Bottom Line: The most frequently used in vivo methods detect changes in membrane permeability by following internalization of normally membrane impermeable and relatively large fluorescent dyes.Optimized protocols are provided for both qualitative and quantitative kinetic measurements of membrane potential.At last, single cell analyses using voltage-sensitive dyes in combination with fluorescence microscopy are introduced and discussed.

View Article: PubMed Central - PubMed

Affiliation: Centre for Bacterial Cell Biology, Institute for Cell and Molecular Biosciences, Newcastle University Newcastle upon Tyne, UK.

ABSTRACT
The bacterial cytoplasmic membrane is a major inhibitory target for antimicrobial compounds.

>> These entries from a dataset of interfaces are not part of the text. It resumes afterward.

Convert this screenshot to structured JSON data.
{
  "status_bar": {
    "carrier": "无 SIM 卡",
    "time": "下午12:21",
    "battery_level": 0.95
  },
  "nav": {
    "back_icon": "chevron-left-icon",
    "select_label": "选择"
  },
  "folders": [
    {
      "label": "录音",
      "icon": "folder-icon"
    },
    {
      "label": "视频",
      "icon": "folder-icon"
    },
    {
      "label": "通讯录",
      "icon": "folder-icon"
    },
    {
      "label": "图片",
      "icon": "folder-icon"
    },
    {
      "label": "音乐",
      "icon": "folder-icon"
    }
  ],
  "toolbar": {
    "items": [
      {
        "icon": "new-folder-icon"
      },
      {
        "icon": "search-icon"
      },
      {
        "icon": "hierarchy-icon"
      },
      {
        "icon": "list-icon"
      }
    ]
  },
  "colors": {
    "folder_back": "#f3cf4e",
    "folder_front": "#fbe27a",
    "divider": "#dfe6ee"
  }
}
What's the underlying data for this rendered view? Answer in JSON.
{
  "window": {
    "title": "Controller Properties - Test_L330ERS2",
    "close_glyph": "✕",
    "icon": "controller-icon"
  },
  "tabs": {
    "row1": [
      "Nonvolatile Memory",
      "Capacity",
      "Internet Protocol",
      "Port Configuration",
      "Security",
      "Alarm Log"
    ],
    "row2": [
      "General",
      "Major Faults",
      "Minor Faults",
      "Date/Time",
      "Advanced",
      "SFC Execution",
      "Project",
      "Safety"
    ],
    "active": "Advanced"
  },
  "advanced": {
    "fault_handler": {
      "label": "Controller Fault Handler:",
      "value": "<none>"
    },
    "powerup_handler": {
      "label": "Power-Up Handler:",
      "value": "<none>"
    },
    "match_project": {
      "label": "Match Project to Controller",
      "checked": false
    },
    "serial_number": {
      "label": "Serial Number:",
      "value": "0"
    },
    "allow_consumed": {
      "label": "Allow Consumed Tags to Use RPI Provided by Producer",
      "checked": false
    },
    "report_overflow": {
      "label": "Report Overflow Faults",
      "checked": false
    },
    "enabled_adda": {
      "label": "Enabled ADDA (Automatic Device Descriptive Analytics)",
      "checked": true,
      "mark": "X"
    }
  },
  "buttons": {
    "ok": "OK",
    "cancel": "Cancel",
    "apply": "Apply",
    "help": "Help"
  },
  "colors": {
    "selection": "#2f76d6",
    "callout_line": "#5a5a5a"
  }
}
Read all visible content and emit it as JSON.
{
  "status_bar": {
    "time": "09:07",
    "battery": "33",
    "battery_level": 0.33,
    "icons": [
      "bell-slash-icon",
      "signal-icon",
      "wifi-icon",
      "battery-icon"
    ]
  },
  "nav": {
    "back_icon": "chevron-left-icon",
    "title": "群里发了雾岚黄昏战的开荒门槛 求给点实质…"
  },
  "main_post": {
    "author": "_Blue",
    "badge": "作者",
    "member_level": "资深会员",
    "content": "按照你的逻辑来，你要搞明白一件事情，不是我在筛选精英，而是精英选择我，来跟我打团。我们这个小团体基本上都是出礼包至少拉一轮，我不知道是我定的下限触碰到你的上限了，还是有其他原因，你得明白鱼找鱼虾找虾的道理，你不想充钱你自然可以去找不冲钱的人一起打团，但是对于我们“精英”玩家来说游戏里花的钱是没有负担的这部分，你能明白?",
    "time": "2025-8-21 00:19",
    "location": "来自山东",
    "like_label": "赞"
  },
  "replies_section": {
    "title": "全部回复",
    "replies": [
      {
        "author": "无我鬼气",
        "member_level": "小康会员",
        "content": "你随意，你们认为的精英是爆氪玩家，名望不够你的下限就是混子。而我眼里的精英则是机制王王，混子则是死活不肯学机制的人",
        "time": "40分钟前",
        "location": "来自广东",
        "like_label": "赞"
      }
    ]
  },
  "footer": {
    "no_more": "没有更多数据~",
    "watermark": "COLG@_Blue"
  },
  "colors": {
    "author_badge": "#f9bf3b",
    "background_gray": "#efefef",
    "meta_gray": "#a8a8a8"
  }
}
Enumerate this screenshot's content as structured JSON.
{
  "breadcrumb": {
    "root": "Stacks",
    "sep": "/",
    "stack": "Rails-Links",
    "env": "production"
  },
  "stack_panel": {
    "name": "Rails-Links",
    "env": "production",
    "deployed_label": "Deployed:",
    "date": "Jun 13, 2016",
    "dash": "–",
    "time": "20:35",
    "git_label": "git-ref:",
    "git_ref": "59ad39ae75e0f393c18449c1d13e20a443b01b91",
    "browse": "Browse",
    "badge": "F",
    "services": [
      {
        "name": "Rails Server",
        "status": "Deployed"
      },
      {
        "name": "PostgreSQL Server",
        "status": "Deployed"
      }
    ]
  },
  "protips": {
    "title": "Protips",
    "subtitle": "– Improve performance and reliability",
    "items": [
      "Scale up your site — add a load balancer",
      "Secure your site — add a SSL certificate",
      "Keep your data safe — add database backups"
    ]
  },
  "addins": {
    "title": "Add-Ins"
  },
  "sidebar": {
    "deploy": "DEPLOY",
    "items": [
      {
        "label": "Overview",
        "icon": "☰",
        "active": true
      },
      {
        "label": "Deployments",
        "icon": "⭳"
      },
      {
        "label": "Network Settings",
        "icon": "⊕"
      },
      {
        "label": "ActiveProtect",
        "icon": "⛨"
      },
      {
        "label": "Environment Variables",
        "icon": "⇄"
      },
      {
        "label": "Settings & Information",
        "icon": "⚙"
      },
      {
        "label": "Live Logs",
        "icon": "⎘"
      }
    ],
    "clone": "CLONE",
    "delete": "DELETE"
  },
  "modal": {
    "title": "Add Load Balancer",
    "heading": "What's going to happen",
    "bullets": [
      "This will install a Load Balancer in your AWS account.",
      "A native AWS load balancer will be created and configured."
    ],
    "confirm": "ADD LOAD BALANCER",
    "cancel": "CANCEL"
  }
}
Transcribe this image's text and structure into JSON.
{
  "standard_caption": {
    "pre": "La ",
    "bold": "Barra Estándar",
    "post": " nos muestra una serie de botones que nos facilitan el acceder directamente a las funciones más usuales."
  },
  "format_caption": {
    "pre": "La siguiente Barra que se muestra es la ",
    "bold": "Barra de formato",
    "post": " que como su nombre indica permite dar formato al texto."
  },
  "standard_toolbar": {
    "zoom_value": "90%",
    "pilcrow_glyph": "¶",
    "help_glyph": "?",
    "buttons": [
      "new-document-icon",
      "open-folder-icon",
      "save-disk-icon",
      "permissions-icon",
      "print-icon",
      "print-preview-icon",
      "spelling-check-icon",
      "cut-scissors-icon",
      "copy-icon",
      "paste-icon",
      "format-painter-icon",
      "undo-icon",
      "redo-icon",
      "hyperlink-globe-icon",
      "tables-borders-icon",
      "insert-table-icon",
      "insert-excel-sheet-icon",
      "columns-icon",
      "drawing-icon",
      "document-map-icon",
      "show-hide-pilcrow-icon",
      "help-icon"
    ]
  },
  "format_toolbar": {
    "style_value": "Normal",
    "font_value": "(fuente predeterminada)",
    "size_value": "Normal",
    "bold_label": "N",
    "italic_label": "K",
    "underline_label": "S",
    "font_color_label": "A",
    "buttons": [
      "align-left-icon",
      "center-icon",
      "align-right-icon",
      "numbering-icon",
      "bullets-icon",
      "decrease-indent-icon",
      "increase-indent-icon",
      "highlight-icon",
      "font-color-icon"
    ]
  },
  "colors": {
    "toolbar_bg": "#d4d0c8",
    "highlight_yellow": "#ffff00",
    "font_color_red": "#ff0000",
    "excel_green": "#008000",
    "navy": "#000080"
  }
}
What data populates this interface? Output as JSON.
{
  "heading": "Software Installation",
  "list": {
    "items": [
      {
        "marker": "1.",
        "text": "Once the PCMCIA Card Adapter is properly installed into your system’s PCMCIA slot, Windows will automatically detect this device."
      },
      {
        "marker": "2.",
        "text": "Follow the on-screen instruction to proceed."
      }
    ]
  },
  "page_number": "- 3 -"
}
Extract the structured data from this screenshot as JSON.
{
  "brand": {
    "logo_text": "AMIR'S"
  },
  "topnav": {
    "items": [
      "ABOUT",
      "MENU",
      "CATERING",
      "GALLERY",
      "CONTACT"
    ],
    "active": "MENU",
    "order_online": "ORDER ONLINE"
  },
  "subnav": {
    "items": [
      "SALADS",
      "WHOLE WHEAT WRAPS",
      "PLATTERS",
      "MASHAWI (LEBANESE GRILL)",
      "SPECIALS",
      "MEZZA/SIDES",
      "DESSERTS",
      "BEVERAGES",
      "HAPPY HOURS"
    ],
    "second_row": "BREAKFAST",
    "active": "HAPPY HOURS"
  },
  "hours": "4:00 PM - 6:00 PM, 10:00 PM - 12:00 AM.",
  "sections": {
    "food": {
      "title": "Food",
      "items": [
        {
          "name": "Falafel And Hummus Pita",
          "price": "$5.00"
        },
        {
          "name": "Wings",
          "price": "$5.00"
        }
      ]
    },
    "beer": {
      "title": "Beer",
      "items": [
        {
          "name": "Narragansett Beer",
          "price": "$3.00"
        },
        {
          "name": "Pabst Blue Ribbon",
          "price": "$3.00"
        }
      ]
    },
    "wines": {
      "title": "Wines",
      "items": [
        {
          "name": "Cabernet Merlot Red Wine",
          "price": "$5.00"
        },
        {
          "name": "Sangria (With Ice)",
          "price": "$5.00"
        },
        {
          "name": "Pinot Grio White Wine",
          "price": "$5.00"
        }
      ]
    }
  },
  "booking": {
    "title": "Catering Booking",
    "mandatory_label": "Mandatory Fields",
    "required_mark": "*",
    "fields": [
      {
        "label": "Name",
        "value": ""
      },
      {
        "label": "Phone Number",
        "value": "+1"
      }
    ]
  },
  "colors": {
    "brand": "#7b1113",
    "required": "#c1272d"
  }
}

Commonly, although not exclusively, these compounds unfold their antimicrobial activity by disrupting the essential barrier function of the cell membrane. As a consequence, membrane permeability assays are central for mode of action studies analysing membrane-targeting antimicrobial compounds. The most frequently used in vivo methods detect changes in membrane permeability by following internalization of normally membrane impermeable and relatively large fluorescent dyes. Unfortunately, these assays are not sensitive to changes in membrane ion permeability which are sufficient to inhibit and kill bacteria by membrane depolarization. In this manuscript, we provide experimental advice how membrane potential, and its changes triggered by membrane-targeting antimicrobials can be accurately assessed in vivo. Optimized protocols are provided for both qualitative and quantitative kinetic measurements of membrane potential. At last, single cell analyses using voltage-sensitive dyes in combination with fluorescence microscopy are introduced and discussed.

No MeSH data available.


Related in: MedlinePlus